The Tipping Point
I recall the moment I thought I either have to end my life or change my life. I can’t live like this anymore. I’d reached the point where the pain of being overweight and living too small a life exceeded the pain of the self-discipline I knew I’d have to implement. Strategies for change that worked for me included the practice of self-observation and self-awareness. I had to confront my laziness and my tendency to wallow in self-pity. I had to change my manner of thinking as well as my behavior. The desire to change must be strong. The process is simple, but hard. We have to be willing to bear the discomfort that self-discipline can bring in the beginning; step by step, we can replace self-defeating behaviors with life-enhancing behaviors.
If we operate from the perspective of dieting to correct our flaws, we’re setting ourselves up to fail. When people perceive themselves as flawed, they continue rigidly identifying with the problem – even as they lose weight – their body shape changes, but their sense of self-value does not. This is a significant reason why so many people who lose weight regain it in time to come. When we make healthful choices as an expression of self-respect and self-value, we shift our energy vibration.
We are born worthy. We don’t have to earn our worth – we simply have to embrace it. We need to become in consciousness the equivalent of all we’re seeking to accomplish. In addition, our behavior needs to reflect our beliefs and desires if we are to reach our goals.

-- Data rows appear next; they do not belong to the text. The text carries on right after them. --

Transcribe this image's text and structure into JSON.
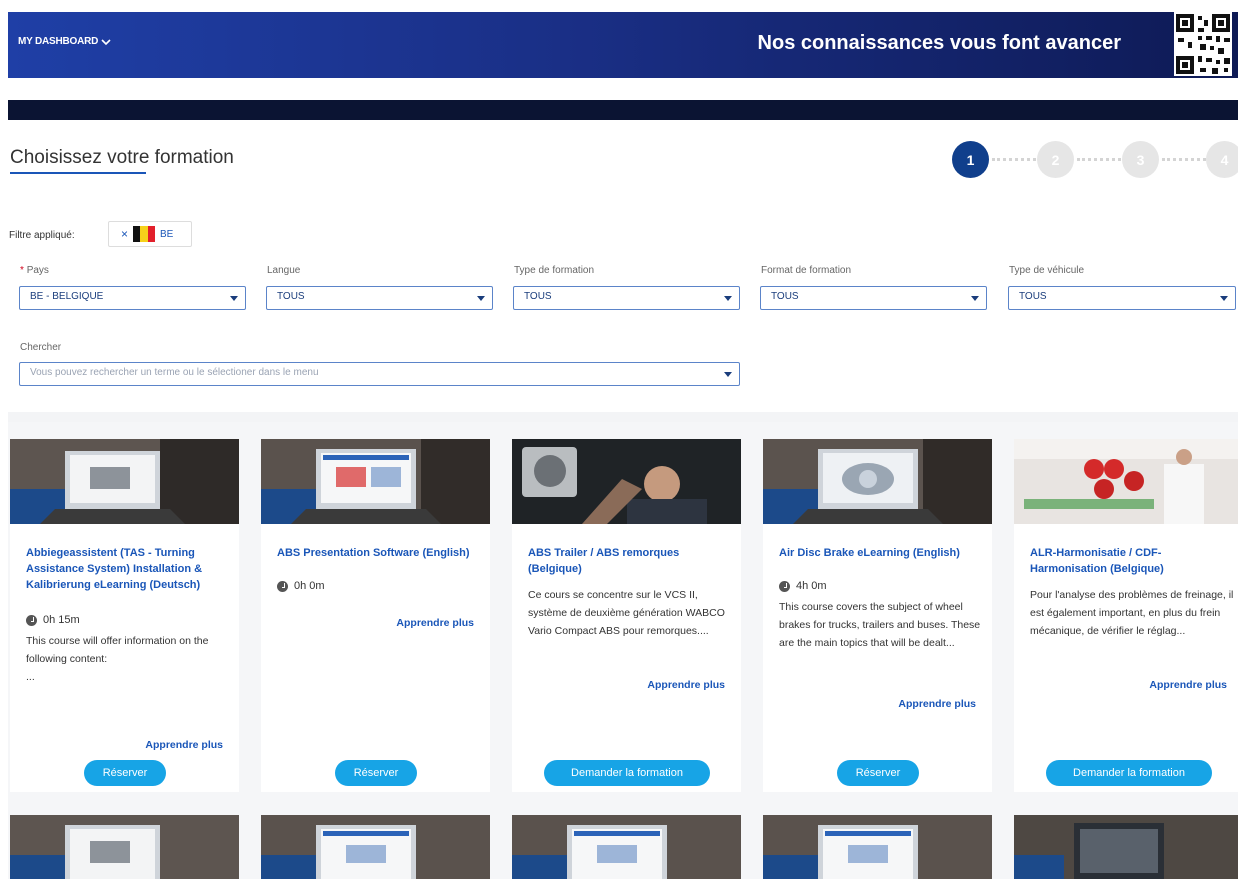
{
  "header": {
    "dashboard_label": "MY DASHBOARD",
    "tagline": "Nos connaissances vous font avancer"
  },
  "page": {
    "title": "Choisissez votre formation"
  },
  "stepper": {
    "steps": [
      "1",
      "2",
      "3",
      "4"
    ],
    "active": 1
  },
  "filter": {
    "label": "Filtre appliqué:",
    "chip_code": "BE",
    "chip_remove": "×"
  },
  "fields": {
    "country": {
      "label": "Pays",
      "required_mark": "*",
      "value": "BE - BELGIQUE"
    },
    "language": {
      "label": "Langue",
      "value": "TOUS"
    },
    "training_type": {
      "label": "Type de formation",
      "value": "TOUS"
    },
    "training_format": {
      "label": "Format de formation",
      "value": "TOUS"
    },
    "vehicle_type": {
      "label": "Type de véhicule",
      "value": "TOUS"
    },
    "search": {
      "label": "Chercher",
      "placeholder": "Vous pouvez rechercher un terme ou le sélectioner dans le menu"
    }
  },
  "cards": [
    {
      "title": "Abbiegeassistent (TAS - Turning Assistance System) Installation & Kalibrierung eLearning (Deutsch)",
      "duration": "0h 15m",
      "description": "This course will offer information on the following content:\n...",
      "more": "Apprendre plus",
      "cta": "Réserver"
    },
    {
      "title": "ABS Presentation Software (English)",
      "duration": "0h 0m",
      "description": "",
      "more": "Apprendre plus",
      "cta": "Réserver"
    },
    {
      "title": "ABS Trailer / ABS remorques (Belgique)",
      "duration": "",
      "description": "Ce cours se concentre sur le VCS II, système de deuxième génération WABCO Vario Compact ABS pour remorques....",
      "more": "Apprendre plus",
      "cta": "Demander la formation"
    },
    {
      "title": "Air Disc Brake eLearning (English)",
      "duration": "4h 0m",
      "description": "This course covers the subject of wheel brakes for trucks, trailers and buses. These are the main topics that will be dealt...",
      "more": "Apprendre plus",
      "cta": "Réserver"
    },
    {
      "title": "ALR-Harmonisatie / CDF-Harmonisation (Belgique)",
      "duration": "",
      "description": "Pour l'analyse des problèmes de freinage, il est également important, en plus du frein mécanique, de vérifier le réglag...",
      "more": "Apprendre plus",
      "cta": "Demander la formation"
    }
  ],
  "colors": {
    "header_start": "#1f3fa6",
    "header_end": "#0e1a55",
    "accent": "#1a56b8",
    "cta": "#17a4e6",
    "step_active": "#103f8c"
  }
}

We are never given a challenge greater than our ability to overcome it – this is a spiritual truth and applies to you. Each challenge is a personal lesson. The inner riches we most desire cannot be purchased. With money we can buy many things, but not self-mastery. Our soul growth has to be earned, our skills have to be developed. With money, for instance, we can buy a Stradivarius violin or a Steinway piano, but we can’t buy the ability to play it. We can buy self-development books and CDs, but we can’t buy self-development. We can buy bariatric surgery and cosmetic surgery, but we can’t buy freedom from food addiction. Freedom from a fault-finding mind can’t be purchased; we have to earn it with our self-discipline, our patience, and our persistence.
Mastering our cravings for food is one of the great disciplines, and it gives us much more than a trim figure. Practicing this discipline, we can gain many inner riches: freedom from an obsessive mind and physical compulsions; joy of accomplishment, and self-respect, self-worth, and self-appreciation. Authentic confidence and peace of mind are the fruits of self-discipline.

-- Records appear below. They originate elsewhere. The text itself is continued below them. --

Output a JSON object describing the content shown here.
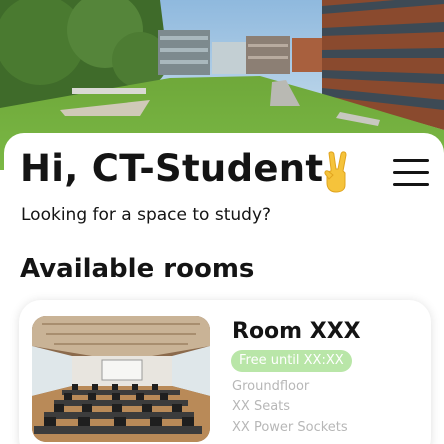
{
  "header": {
    "greeting": "Hi, CT-Student",
    "greeting_emoji_icon": "victory-hand-icon",
    "menu_icon": "hamburger-menu-icon",
    "subtitle": "Looking for a space to study?"
  },
  "rooms_section": {
    "title": "Available rooms",
    "rooms": [
      {
        "name": "Room XXX",
        "status": "Free until XX:XX",
        "floor": "Groundfloor",
        "seats": "XX Seats",
        "power": "XX Power Sockets"
      }
    ]
  },
  "colors": {
    "text": "#141414",
    "status_badge_bg": "#b9e6a8",
    "meta_text": "#b7b7b7"
  }
}
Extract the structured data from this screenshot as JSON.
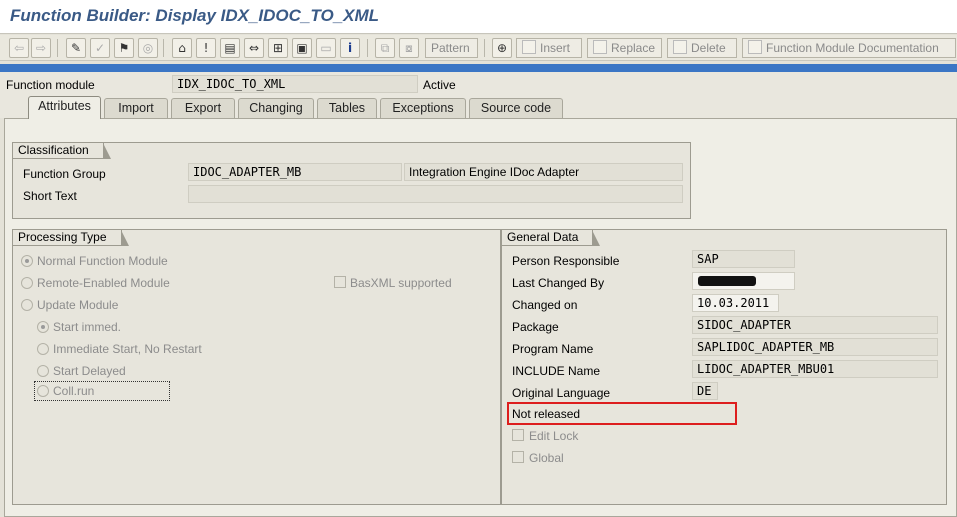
{
  "window": {
    "title": "Function Builder: Display IDX_IDOC_TO_XML"
  },
  "toolbar": {
    "icons": [
      "back-icon",
      "forward-icon",
      "other-object-icon",
      "check-icon",
      "activate-icon",
      "where-used-icon",
      "display-object-list-icon",
      "navigation-window-icon",
      "enhance-icon",
      "info-icon"
    ],
    "pattern_label": "Pattern",
    "insert_label": "Insert",
    "replace_label": "Replace",
    "delete_label": "Delete",
    "documentation_label": "Function Module Documentation"
  },
  "header": {
    "function_module_label": "Function module",
    "function_module_value": "IDX_IDOC_TO_XML",
    "status": "Active"
  },
  "tabs": [
    {
      "label": "Attributes",
      "active": true
    },
    {
      "label": "Import"
    },
    {
      "label": "Export"
    },
    {
      "label": "Changing"
    },
    {
      "label": "Tables"
    },
    {
      "label": "Exceptions"
    },
    {
      "label": "Source code"
    }
  ],
  "classification": {
    "title": "Classification",
    "function_group_label": "Function Group",
    "function_group_value": "IDOC_ADAPTER_MB",
    "function_group_desc": "Integration Engine IDoc Adapter",
    "short_text_label": "Short Text",
    "short_text_value": ""
  },
  "processing": {
    "title": "Processing Type",
    "normal": "Normal Function Module",
    "remote": "Remote-Enabled Module",
    "basxml": "BasXML supported",
    "update": "Update Module",
    "start_immed": "Start immed.",
    "immediate_no_restart": "Immediate Start, No Restart",
    "start_delayed": "Start Delayed",
    "coll_run": "Coll.run"
  },
  "general": {
    "title": "General Data",
    "person_label": "Person Responsible",
    "person_value": "SAP",
    "last_changed_label": "Last Changed By",
    "last_changed_value": "",
    "changed_on_label": "Changed on",
    "changed_on_value": "10.03.2011",
    "package_label": "Package",
    "package_value": "SIDOC_ADAPTER",
    "program_label": "Program Name",
    "program_value": "SAPLIDOC_ADAPTER_MB",
    "include_label": "INCLUDE Name",
    "include_value": "LIDOC_ADAPTER_MBU01",
    "language_label": "Original Language",
    "language_value": "DE",
    "release_status": "Not released",
    "edit_lock": "Edit Lock",
    "global": "Global"
  },
  "colors": {
    "title_blue": "#3a5a86",
    "band_blue": "#3b76c5",
    "highlight_red": "#dd1e1e"
  }
}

Realizing your worth as a human being is an essential element in ending self-defeating behaviors and fulfilling your potential. Making peace with gentle self-discipline can help us transform our lives. There’s no use looking back and wishing you’d done things differently. Let the past go. It is finished. Today you have an opportunity to sow new seeds – seeds of success. And you will reap what you sow. You can have the peace you hunger for.

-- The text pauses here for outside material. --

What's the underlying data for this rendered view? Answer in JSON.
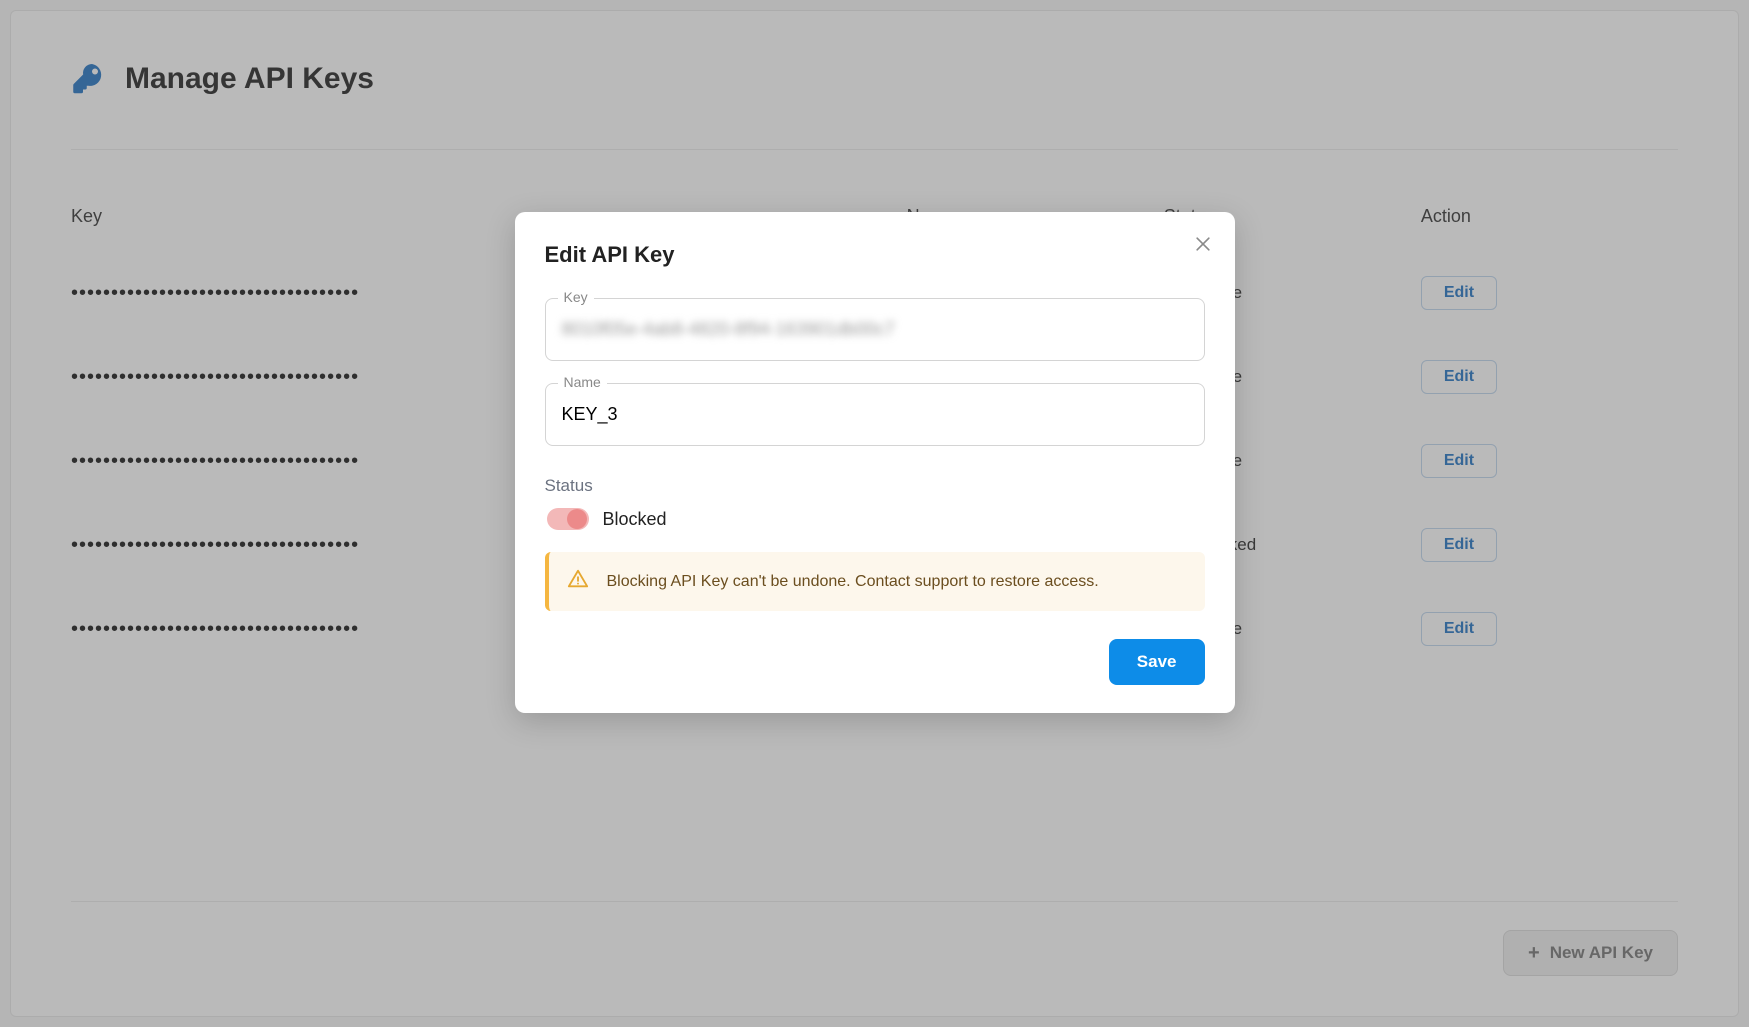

Adapted from Slim, Happy & Free: The Ultimate Guide to Ending Yo-Yo Dieting, Finding Peace, and Fulfilling Your Life by Joanne Reid Rodrigues.